[Element data from apps and pages]
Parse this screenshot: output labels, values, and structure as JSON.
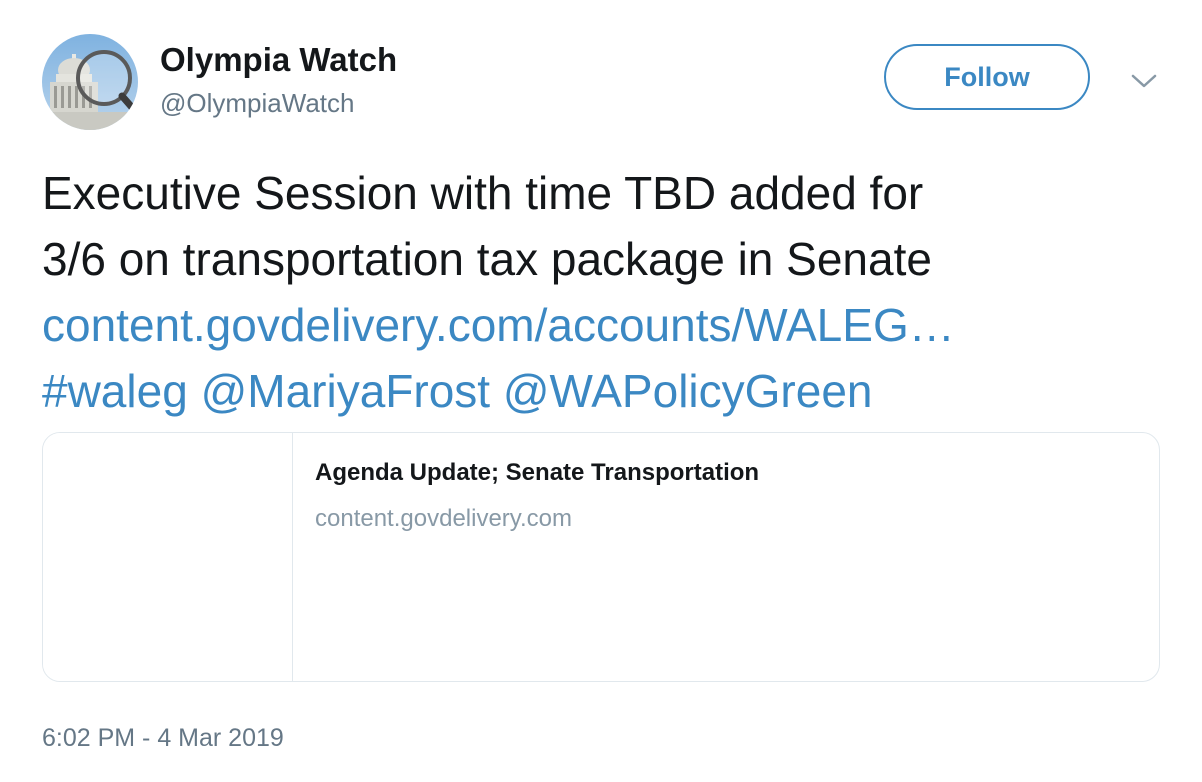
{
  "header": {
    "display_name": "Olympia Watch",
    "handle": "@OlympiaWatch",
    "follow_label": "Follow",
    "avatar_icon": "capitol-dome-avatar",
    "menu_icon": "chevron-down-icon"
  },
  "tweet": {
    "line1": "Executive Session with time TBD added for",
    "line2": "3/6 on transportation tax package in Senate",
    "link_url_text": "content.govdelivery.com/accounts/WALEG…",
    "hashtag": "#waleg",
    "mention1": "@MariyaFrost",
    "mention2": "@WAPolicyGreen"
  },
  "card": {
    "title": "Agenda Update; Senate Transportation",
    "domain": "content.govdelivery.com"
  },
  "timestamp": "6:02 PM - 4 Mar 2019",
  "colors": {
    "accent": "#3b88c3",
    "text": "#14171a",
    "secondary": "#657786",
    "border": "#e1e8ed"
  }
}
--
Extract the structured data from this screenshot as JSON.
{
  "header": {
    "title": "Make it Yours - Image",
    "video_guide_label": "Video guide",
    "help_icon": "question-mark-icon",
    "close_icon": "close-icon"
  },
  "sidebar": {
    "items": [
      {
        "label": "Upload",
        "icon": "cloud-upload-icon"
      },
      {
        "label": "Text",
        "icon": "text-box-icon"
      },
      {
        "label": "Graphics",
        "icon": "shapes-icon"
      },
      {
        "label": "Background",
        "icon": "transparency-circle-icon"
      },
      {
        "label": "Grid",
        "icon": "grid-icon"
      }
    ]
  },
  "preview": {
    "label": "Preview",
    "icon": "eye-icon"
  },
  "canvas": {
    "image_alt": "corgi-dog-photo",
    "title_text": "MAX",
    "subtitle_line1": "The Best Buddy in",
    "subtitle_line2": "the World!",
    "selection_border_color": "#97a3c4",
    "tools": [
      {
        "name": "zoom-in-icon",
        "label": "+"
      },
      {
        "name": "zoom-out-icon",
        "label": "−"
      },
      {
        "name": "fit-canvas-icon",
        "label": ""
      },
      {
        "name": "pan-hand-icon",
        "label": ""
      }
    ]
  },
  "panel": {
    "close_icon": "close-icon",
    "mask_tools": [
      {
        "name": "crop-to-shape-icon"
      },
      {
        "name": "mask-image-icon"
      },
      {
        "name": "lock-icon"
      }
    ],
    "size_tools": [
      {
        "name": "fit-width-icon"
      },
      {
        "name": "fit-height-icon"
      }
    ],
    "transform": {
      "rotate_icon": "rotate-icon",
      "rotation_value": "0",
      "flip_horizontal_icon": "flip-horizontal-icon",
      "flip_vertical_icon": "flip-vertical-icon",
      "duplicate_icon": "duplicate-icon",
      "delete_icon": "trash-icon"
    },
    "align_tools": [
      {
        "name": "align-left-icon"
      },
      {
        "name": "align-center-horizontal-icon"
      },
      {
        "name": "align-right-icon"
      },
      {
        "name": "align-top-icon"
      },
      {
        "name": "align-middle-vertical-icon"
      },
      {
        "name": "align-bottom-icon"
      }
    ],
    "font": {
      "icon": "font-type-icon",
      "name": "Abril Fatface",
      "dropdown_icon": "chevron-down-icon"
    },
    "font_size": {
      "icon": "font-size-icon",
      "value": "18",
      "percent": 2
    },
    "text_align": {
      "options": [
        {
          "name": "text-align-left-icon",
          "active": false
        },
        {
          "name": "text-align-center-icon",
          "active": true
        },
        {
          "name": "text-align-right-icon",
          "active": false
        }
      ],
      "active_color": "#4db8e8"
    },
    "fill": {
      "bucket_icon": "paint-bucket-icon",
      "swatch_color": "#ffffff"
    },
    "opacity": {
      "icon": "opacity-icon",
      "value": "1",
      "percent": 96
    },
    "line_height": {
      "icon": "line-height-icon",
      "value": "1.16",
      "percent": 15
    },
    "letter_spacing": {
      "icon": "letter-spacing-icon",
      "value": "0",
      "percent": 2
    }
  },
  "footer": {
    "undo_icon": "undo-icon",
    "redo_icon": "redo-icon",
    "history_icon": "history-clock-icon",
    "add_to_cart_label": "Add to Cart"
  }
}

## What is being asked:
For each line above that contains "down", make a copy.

## Exercise response:
    "menu_icon": "chevron-down-icon"
      "dropdown_icon": "chevron-down-icon"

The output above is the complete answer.